The same report recognises that a person may have more than one UPA, but also it has to be said that a UPA may have more than one investor. So the figure for owners is an approximate one, but it is clear that we are talking about no more than a few thousand, i.e. in order to carry out a real agrarian reform and not the market lead reform agreed to in the Peace Accord, we would have to impact the lives of no more than two or three thousand people to benefit the hundreds of thousands of peasants who have less than 5 hectares. It shows how low the FARC stooped that nothing is going to happen to these lands. The Peace Accord talks about a Land Fund with three million hectares and a further seven million to be formalised, which is nothing other than giving title deeds to peasants who already have land or perhaps giving back to the displaced the land stolen by the landlords.
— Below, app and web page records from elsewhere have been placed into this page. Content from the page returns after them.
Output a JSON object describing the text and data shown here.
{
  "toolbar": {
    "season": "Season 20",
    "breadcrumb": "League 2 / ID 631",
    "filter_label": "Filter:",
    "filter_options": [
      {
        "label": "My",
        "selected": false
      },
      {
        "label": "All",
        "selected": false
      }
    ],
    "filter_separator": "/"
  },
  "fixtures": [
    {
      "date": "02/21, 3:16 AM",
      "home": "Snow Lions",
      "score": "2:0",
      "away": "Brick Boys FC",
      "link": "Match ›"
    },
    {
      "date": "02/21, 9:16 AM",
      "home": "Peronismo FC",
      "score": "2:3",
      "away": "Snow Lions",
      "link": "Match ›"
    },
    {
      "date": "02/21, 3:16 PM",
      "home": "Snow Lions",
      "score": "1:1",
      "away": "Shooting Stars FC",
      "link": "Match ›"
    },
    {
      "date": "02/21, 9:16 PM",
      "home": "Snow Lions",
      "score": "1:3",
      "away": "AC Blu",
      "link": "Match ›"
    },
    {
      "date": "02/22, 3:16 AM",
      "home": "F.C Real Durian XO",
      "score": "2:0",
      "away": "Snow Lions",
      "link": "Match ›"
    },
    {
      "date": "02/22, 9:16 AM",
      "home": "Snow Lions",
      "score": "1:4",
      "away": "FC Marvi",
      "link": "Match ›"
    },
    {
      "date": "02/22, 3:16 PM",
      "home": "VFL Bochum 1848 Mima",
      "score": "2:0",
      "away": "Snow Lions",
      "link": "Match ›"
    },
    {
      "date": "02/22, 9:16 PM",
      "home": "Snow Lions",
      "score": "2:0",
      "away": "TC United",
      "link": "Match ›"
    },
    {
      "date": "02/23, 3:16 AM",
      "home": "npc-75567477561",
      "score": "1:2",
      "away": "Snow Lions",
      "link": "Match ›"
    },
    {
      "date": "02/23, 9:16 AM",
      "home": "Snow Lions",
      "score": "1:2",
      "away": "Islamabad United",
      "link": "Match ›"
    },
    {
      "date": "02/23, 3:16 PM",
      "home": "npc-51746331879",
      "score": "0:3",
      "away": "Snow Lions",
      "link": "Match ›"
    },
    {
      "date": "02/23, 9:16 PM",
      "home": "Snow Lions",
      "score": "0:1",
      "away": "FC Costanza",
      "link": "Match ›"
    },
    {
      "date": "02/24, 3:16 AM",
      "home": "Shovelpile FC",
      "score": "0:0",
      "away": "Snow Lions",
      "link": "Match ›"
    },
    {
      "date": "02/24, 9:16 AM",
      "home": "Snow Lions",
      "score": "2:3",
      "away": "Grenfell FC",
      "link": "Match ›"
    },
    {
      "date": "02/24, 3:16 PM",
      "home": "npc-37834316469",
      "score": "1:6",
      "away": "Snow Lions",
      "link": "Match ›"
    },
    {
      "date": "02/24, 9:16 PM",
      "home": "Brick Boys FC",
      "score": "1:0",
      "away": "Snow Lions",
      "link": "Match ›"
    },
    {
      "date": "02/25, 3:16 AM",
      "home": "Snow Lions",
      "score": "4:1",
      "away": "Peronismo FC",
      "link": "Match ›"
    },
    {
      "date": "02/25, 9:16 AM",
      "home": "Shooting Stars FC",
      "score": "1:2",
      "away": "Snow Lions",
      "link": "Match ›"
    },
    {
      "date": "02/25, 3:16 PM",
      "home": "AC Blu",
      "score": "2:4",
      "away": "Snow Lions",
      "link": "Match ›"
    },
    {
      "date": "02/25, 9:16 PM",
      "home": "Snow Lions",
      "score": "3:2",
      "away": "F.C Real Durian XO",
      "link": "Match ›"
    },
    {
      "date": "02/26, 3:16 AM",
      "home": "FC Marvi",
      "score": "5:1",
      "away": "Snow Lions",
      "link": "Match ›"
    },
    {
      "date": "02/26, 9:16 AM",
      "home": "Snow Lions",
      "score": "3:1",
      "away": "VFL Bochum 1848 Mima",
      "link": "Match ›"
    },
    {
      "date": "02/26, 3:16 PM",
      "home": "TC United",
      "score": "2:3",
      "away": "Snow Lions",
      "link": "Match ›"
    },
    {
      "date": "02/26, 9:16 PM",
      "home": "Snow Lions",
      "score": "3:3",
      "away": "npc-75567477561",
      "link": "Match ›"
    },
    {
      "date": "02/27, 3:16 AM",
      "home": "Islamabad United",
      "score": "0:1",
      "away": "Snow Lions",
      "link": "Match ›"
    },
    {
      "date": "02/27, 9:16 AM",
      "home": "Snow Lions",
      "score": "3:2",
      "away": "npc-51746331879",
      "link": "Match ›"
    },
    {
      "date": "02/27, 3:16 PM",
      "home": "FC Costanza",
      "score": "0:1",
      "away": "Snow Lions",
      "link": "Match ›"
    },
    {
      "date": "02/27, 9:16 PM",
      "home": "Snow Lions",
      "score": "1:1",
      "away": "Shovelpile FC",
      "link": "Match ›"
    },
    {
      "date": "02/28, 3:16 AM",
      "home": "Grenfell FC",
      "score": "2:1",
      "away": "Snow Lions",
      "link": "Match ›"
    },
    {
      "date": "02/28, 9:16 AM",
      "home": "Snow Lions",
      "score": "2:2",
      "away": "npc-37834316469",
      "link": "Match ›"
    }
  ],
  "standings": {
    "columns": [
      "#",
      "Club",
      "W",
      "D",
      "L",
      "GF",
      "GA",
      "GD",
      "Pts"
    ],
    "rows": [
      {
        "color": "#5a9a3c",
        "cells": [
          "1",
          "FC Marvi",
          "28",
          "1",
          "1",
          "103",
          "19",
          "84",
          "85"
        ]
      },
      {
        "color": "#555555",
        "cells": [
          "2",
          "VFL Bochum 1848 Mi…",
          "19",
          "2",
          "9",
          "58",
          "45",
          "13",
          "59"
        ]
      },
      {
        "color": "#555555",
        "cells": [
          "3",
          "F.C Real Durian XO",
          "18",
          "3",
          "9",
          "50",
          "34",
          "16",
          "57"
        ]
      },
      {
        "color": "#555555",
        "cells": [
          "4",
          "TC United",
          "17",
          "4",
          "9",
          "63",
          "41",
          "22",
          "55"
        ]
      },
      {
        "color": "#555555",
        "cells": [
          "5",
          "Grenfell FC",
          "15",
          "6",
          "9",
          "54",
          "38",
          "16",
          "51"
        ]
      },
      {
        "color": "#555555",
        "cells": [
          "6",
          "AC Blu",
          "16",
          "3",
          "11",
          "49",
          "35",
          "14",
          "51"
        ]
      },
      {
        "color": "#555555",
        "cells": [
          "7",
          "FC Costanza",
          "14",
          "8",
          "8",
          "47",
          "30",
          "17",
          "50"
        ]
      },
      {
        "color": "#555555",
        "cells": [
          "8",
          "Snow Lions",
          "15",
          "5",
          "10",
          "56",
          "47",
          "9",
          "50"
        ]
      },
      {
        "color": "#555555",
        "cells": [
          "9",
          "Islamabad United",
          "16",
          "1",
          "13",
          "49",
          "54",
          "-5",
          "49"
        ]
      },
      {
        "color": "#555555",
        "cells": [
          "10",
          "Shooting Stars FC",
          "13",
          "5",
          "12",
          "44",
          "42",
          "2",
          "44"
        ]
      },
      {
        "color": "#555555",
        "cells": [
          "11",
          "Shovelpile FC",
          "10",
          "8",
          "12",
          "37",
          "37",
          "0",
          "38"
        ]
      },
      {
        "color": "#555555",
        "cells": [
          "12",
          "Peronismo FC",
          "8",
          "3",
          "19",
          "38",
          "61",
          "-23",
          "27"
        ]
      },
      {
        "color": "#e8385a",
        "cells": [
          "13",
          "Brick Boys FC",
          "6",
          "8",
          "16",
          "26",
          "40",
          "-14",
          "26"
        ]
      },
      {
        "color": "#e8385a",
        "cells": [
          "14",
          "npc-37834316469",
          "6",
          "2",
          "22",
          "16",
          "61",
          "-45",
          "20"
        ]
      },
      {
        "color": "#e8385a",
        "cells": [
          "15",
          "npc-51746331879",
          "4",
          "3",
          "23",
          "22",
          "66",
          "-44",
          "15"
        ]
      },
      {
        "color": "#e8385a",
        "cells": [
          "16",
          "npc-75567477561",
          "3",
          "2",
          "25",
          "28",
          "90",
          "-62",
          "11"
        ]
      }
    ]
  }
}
The 40.6 million hectares divided up in large farms (on average 17,195 hectares) will not be touched, because there are around 2,362 people who have power and cannot be touched. According to Oxfam, in 42.7% of these large UPA there is uncertainty as to the type of ownership.
Furthermore, when the FARC took up arms against the Colombian oligarchy, farms over 500 hectares accounted for just five million hectares. This shows that the FARC’s strategy throughout the guerrilla struggle was not able to stop the amassing of land and it also shows that the oligarchy intensified the causes of conflict (land distribution) instead of improving them. In 1960, just 29% of the UPA exceeded 500 hectares in size, compared to 66% in 2014. There is no doubt as to how so much land was taken over: theft, bribes, threats, and murders. Now, there are those who want us to believe that these same people are willing to sell or donate their land to the Land Fund as part of their contribution to peace! It makes absolutely no sense.
Colombia has the worst and
most unequal distribution of land in Latin America, a prize not easily
won. Land is in the hands of a few oligarchs, the reform proposed
by the Peace Accord will not touch the structure of power in the countryside,
as it puts forward a reform with just three million further hectares for
the peasants. During the conflict the oligarchy took over 40 million
extra hectares and they are only going to touch just three million of them.
When the FARC took up arms, the oligarchy held just five million hectares
in farms that were larger than 500 hectares. According to the FARC
those lands were part of the structural causes of the conflict and now
they propose to just touch a small part of the UPAs in its hands and there
are those who say that the Peace Accord brings to an end the structural
causes of the conflict. They are missing at least 42 million hectares
in order to be able to say that about the land conflict.
(1) All figures are taken
from Oxfam (2017) A Snapshot Of Inequality What The Latest Agricultural
Census Reveals About Land Distribution In Colombia, Oxfam available at
(2) Ibíd., P. 15